The Z-Distance from VWAP is an indicator I’ve become very interested in with my own trading. The basic concept is that it’s an oscillator denominated in standard deviations from VWAP (volume weighted average price), and the graph plots how many deviations away from VWAP a symbol is currently trading at. So when price gets too far below VWAP — 2 standard deviations by default — the indicator lights up and sends you an oversold alert, signaling that it may be a great time to buy. Likewise, when price gets too far above VWAP, the indicator lights up and sends you an overbought alert, signaling that it may be an ideal time to sell or go short. I like this indicator because it is very simple to understand, seems almost ridiculously reliable on some symbols, and is super easy to build a trading system around. Also, it’s based on statistical tendencies that can be tested and verified, so it just checks a lot of boxes for me.

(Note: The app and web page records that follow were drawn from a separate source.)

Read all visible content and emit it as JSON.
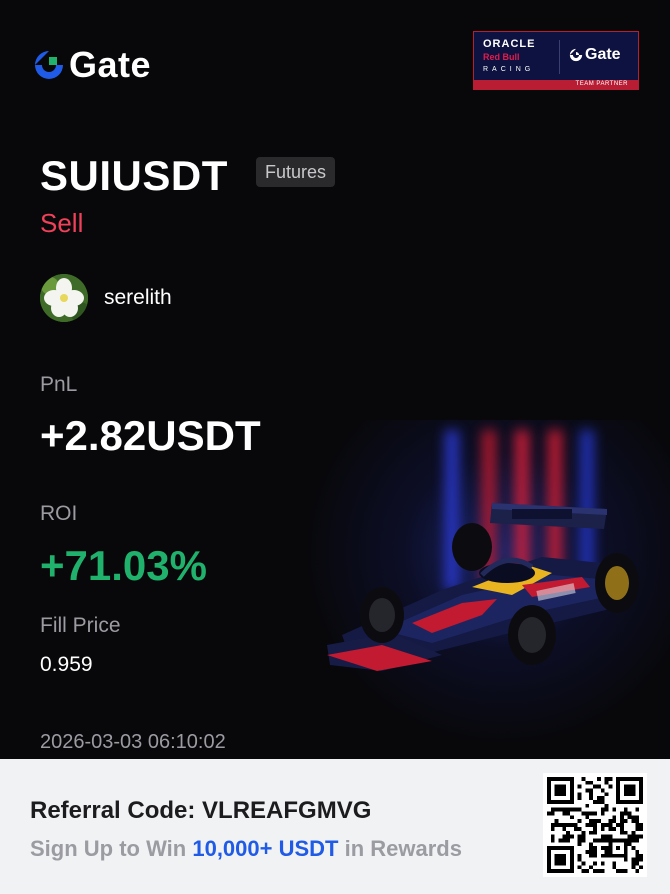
{
  "brand": {
    "logo_text": "Gate",
    "accent": "#1f5be6"
  },
  "partner_badge": {
    "line1": "ORACLE",
    "line2": "Red Bull",
    "line3": "RACING",
    "gate_text": "Gate",
    "strip_text": "TEAM PARTNER"
  },
  "trade": {
    "symbol": "SUIUSDT",
    "market_tag": "Futures",
    "side": "Sell",
    "username": "serelith",
    "pnl_label": "PnL",
    "pnl_value": "+2.82USDT",
    "roi_label": "ROI",
    "roi_value": "+71.03%",
    "fill_label": "Fill Price",
    "fill_value": "0.959",
    "timestamp": "2026-03-03 06:10:02"
  },
  "footer": {
    "referral": "Referral Code: VLREAFGMVG",
    "sign_prefix": "Sign Up to Win",
    "sign_highlight": "10,000+ USDT",
    "sign_suffix": "in Rewards"
  },
  "colors": {
    "sell": "#f0405a",
    "roi": "#20b26c",
    "background": "#08080a",
    "footer_bg": "#f1f2f4"
  },
  "icons": {
    "logo": "gate-logo-icon",
    "avatar": "flower-avatar",
    "qr": "qr-code",
    "car": "f1-car-illustration"
  }
}
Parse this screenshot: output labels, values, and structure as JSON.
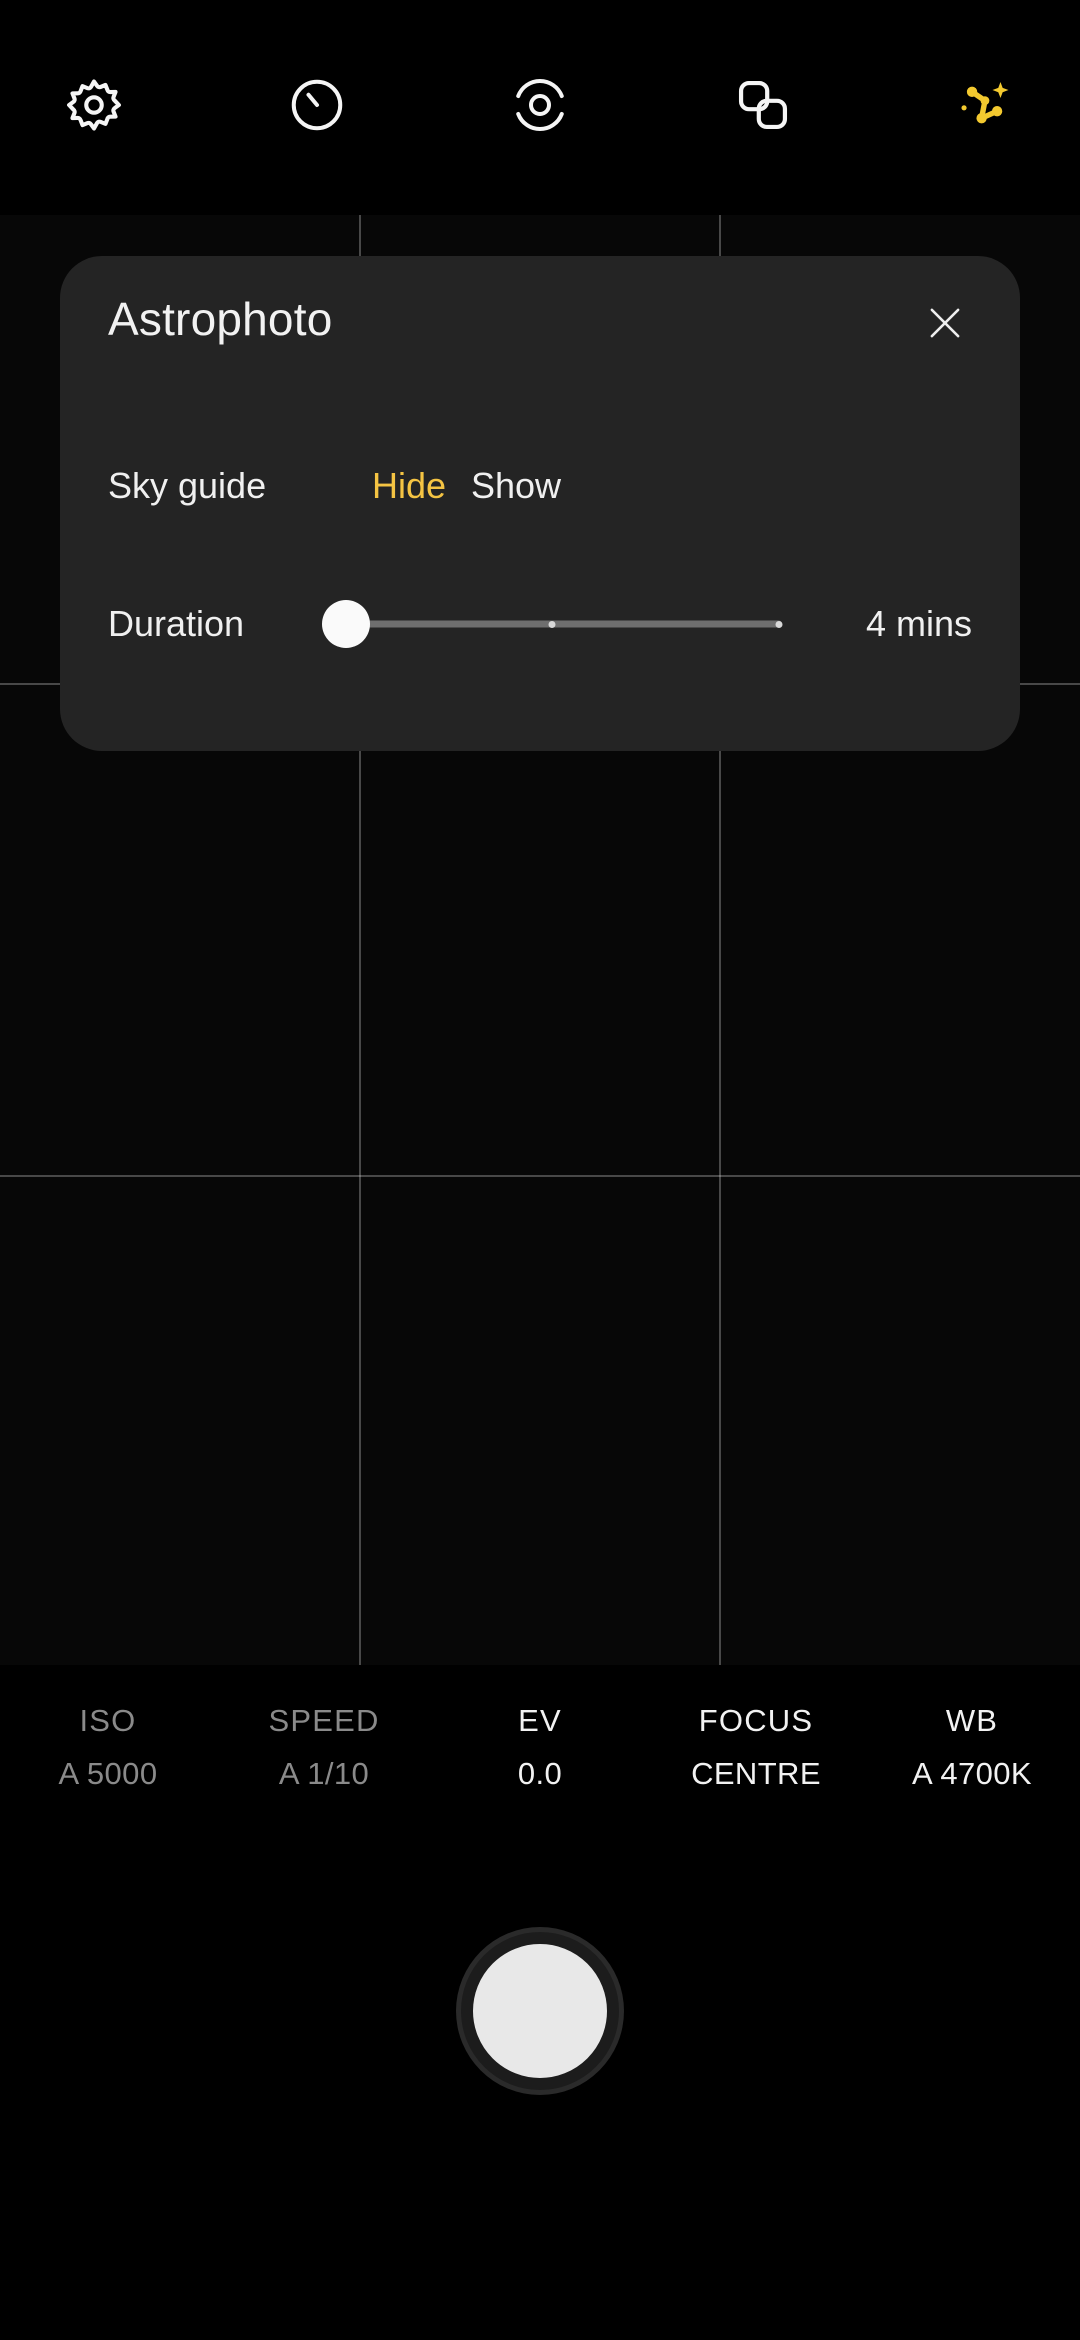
{
  "toolbar": {
    "items": [
      {
        "name": "settings-icon",
        "label": "Settings"
      },
      {
        "name": "timer-icon",
        "label": "Timer"
      },
      {
        "name": "motion-photo-icon",
        "label": "Motion photo"
      },
      {
        "name": "multi-frame-icon",
        "label": "Multi frame"
      },
      {
        "name": "astrophoto-icon",
        "label": "Astrophoto"
      }
    ]
  },
  "panel": {
    "title": "Astrophoto",
    "close_label": "Close",
    "sky_guide": {
      "label": "Sky guide",
      "options": [
        "Hide",
        "Show"
      ],
      "hide_label": "Hide",
      "show_label": "Show",
      "selected": "Hide"
    },
    "duration": {
      "label": "Duration",
      "value": "4 mins",
      "slider_position_percent": 0,
      "tick_positions_percent": [
        45,
        99
      ]
    }
  },
  "info_bar": {
    "columns": [
      {
        "key": "ISO",
        "value": "A 5000",
        "state": "dim"
      },
      {
        "key": "SPEED",
        "value": "A 1/10",
        "state": "dim"
      },
      {
        "key": "EV",
        "value": "0.0",
        "state": "bright"
      },
      {
        "key": "FOCUS",
        "value": "CENTRE",
        "state": "bright"
      },
      {
        "key": "WB",
        "value": "A 4700K",
        "state": "bright"
      }
    ]
  },
  "shutter": {
    "label": "Capture"
  },
  "colors": {
    "accent": "#f5c443",
    "panel_bg": "#242424",
    "background": "#000000",
    "text": "#f0f0f0",
    "text_dim": "#8a8a8a"
  },
  "viewfinder": {
    "grid": "3x3"
  }
}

This package includes the indicator with customizable alerts, overbought/oversold levels, colors, and styles, as well as a custom watchlist quote column displaying each symbol’s Z-score distance from VWAP, and a custom scan to find overbought and oversold stocks based on their Z-score distance from VWAP. It also includes a backtest-enabled strategy script to plot a theoretical profit & loss on any instrument you choose.

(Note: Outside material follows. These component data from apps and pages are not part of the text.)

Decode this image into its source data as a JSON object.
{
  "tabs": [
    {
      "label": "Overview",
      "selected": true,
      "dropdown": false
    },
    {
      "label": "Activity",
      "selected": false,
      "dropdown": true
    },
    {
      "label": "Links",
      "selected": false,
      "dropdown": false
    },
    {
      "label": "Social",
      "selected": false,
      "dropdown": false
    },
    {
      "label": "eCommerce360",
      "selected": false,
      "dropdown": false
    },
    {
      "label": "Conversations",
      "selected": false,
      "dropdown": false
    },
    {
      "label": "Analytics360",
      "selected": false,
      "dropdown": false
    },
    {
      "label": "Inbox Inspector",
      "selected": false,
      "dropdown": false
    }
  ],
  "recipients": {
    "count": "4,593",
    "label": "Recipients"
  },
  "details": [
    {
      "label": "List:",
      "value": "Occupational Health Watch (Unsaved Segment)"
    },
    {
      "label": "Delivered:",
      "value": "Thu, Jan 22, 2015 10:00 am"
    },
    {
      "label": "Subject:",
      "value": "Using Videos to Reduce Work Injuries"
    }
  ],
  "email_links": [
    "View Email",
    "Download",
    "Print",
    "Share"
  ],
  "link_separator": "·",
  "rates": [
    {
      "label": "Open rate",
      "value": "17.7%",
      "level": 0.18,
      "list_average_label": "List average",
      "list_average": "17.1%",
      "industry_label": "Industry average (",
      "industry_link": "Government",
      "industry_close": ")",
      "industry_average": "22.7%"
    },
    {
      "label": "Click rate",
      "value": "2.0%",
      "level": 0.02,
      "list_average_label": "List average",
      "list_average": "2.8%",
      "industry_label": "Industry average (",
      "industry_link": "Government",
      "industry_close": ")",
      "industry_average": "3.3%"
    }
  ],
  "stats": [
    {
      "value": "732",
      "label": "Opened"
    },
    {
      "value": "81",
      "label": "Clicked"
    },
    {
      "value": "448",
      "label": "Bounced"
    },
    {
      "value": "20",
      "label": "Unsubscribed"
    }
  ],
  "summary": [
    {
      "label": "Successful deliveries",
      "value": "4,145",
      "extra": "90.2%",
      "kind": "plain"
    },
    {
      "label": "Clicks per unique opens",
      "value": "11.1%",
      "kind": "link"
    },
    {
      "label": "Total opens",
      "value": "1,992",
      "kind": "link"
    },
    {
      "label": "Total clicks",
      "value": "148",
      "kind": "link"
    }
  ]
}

This package gives you all the tools you need to find, sort, evaluate, and consistently trade VWAP mean reversion strategy based on Z-distance from VWAP.
What You Get

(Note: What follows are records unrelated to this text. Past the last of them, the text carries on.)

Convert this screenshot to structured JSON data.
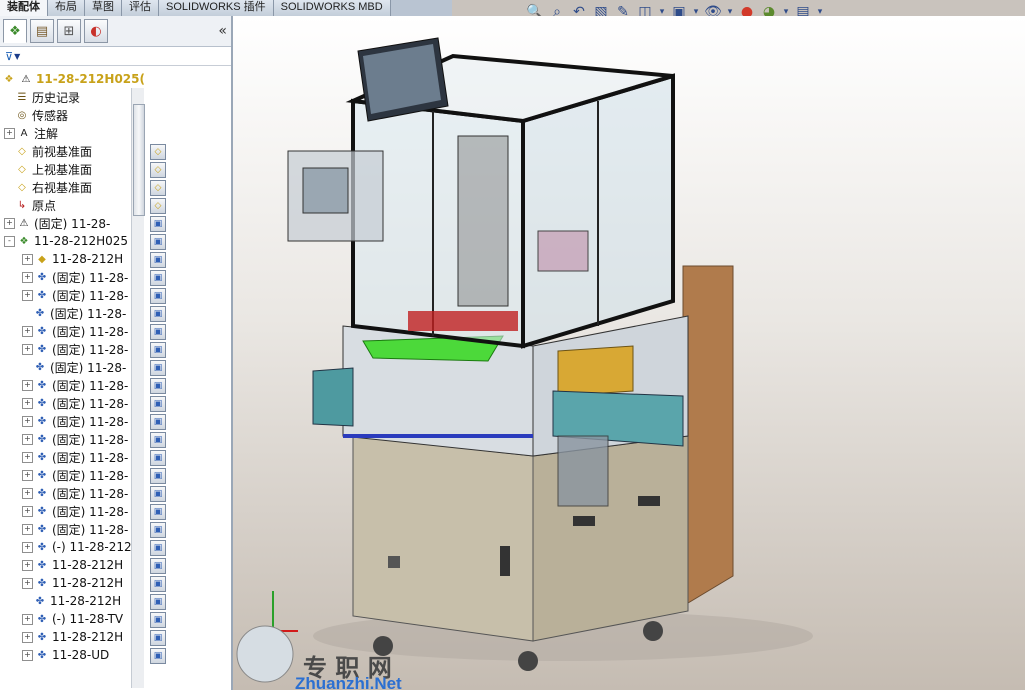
{
  "tabs": [
    "装配体",
    "布局",
    "草图",
    "评估",
    "SOLIDWORKS 插件",
    "SOLIDWORKS MBD"
  ],
  "active_tab": 0,
  "panel": {
    "collapse_symbol": "«",
    "filter_symbol": "▼",
    "root_label": "11-28-212H025(",
    "items": [
      {
        "label": "历史记录",
        "icon": "history-icon",
        "level": 1,
        "expander": ""
      },
      {
        "label": "传感器",
        "icon": "sensor-icon",
        "level": 1,
        "expander": ""
      },
      {
        "label": "注解",
        "icon": "annotation-icon",
        "level": 1,
        "expander": "+"
      },
      {
        "label": "前视基准面",
        "icon": "plane-icon",
        "level": 1,
        "expander": ""
      },
      {
        "label": "上视基准面",
        "icon": "plane-icon",
        "level": 1,
        "expander": ""
      },
      {
        "label": "右视基准面",
        "icon": "plane-icon",
        "level": 1,
        "expander": ""
      },
      {
        "label": "原点",
        "icon": "origin-icon",
        "level": 1,
        "expander": ""
      },
      {
        "label": "(固定) 11-28-",
        "icon": "warning-part-icon",
        "level": 1,
        "expander": "+"
      },
      {
        "label": "11-28-212H025",
        "icon": "assembly-icon",
        "level": 1,
        "expander": "-"
      },
      {
        "label": "11-28-212H",
        "icon": "part-icon",
        "level": 2,
        "expander": "+"
      },
      {
        "label": "(固定) 11-28-",
        "icon": "subassembly-icon",
        "level": 2,
        "expander": "+"
      },
      {
        "label": "(固定) 11-28-",
        "icon": "subassembly-icon",
        "level": 2,
        "expander": "+"
      },
      {
        "label": "(固定) 11-28-",
        "icon": "subassembly-icon",
        "level": 2,
        "expander": ""
      },
      {
        "label": "(固定) 11-28-",
        "icon": "subassembly-icon",
        "level": 2,
        "expander": "+"
      },
      {
        "label": "(固定) 11-28-",
        "icon": "subassembly-icon",
        "level": 2,
        "expander": "+"
      },
      {
        "label": "(固定) 11-28-",
        "icon": "subassembly-icon",
        "level": 2,
        "expander": ""
      },
      {
        "label": "(固定) 11-28-",
        "icon": "subassembly-icon",
        "level": 2,
        "expander": "+"
      },
      {
        "label": "(固定) 11-28-",
        "icon": "subassembly-icon",
        "level": 2,
        "expander": "+"
      },
      {
        "label": "(固定) 11-28-",
        "icon": "subassembly-icon",
        "level": 2,
        "expander": "+"
      },
      {
        "label": "(固定) 11-28-",
        "icon": "subassembly-icon",
        "level": 2,
        "expander": "+"
      },
      {
        "label": "(固定) 11-28-",
        "icon": "subassembly-icon",
        "level": 2,
        "expander": "+"
      },
      {
        "label": "(固定) 11-28-",
        "icon": "subassembly-icon",
        "level": 2,
        "expander": "+"
      },
      {
        "label": "(固定) 11-28-",
        "icon": "subassembly-icon",
        "level": 2,
        "expander": "+"
      },
      {
        "label": "(固定) 11-28-",
        "icon": "subassembly-icon",
        "level": 2,
        "expander": "+"
      },
      {
        "label": "(固定) 11-28-",
        "icon": "subassembly-icon",
        "level": 2,
        "expander": "+"
      },
      {
        "label": "(-) 11-28-212",
        "icon": "subassembly-icon",
        "level": 2,
        "expander": "+"
      },
      {
        "label": "11-28-212H",
        "icon": "subassembly-icon",
        "level": 2,
        "expander": "+"
      },
      {
        "label": "11-28-212H",
        "icon": "subassembly-icon",
        "level": 2,
        "expander": "+"
      },
      {
        "label": "11-28-212H",
        "icon": "subassembly-icon",
        "level": 2,
        "expander": ""
      },
      {
        "label": "(-) 11-28-TV",
        "icon": "subassembly-icon",
        "level": 2,
        "expander": "+"
      },
      {
        "label": "11-28-212H",
        "icon": "subassembly-icon",
        "level": 2,
        "expander": "+"
      },
      {
        "label": "11-28-UD",
        "icon": "subassembly-icon",
        "level": 2,
        "expander": "+"
      }
    ]
  },
  "watermark": {
    "chinese": "专 职 网",
    "latin": "Zhuanzhi.Net"
  }
}
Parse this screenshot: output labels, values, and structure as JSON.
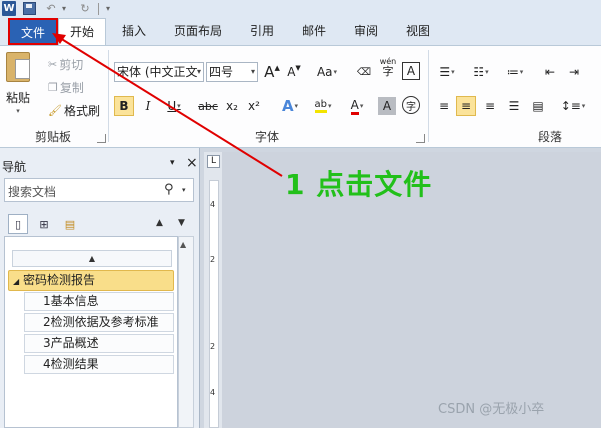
{
  "quick_access": {
    "app_icon": "W"
  },
  "tabs": [
    "文件",
    "开始",
    "插入",
    "页面布局",
    "引用",
    "邮件",
    "审阅",
    "视图"
  ],
  "ribbon": {
    "clipboard": {
      "paste": "粘贴",
      "cut": "剪切",
      "copy": "复制",
      "format_painter": "格式刷",
      "label": "剪贴板"
    },
    "font": {
      "font_name": "宋体 (中文正文",
      "font_size": "四号",
      "bold": "B",
      "italic": "I",
      "underline": "U",
      "strike": "abc",
      "subscript": "x₂",
      "superscript": "x²",
      "grow": "A",
      "shrink": "A",
      "change_case": "Aa",
      "wen": "wén",
      "char_border": "A",
      "text_effect": "A",
      "highlight": "ab",
      "font_color": "A",
      "char_shading": "A",
      "enclose": "字",
      "label": "字体"
    },
    "paragraph": {
      "label": "段落"
    }
  },
  "nav": {
    "title": "导航",
    "search_placeholder": "搜索文档",
    "heading": "密码检测报告",
    "children": [
      "1基本信息",
      "2检测依据及参考标准",
      "3产品概述",
      "4检测结果"
    ]
  },
  "ruler": {
    "numbers": [
      "4",
      "2",
      "2",
      "4"
    ]
  },
  "annotation": {
    "text": "1 点击文件"
  },
  "watermark": "CSDN @无极小卒",
  "colors": {
    "file_tab": "#2a62b4",
    "highlight_box": "#e00000",
    "annotation": "#22c01a",
    "heading_bg": "#f9de8a"
  }
}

- Lower chart study / indicator with 6 pre-configured, customizable overbought / oversold levels
- Stock Hacker Scan to find stocks greater than 2 standard deviations above or below VWAP
- Watch list column showing each symbol’s Z-score distance from VWAP, for quick sorting
- Backtest-enabled strategy with 2 target settings and customizable percentage-based stop
How It Works
This indicator package is only intended to work on intraday charts currently. To learn more about Z-scores (Z-values or normalized scores) I recommend checking out this article on Wikipedia.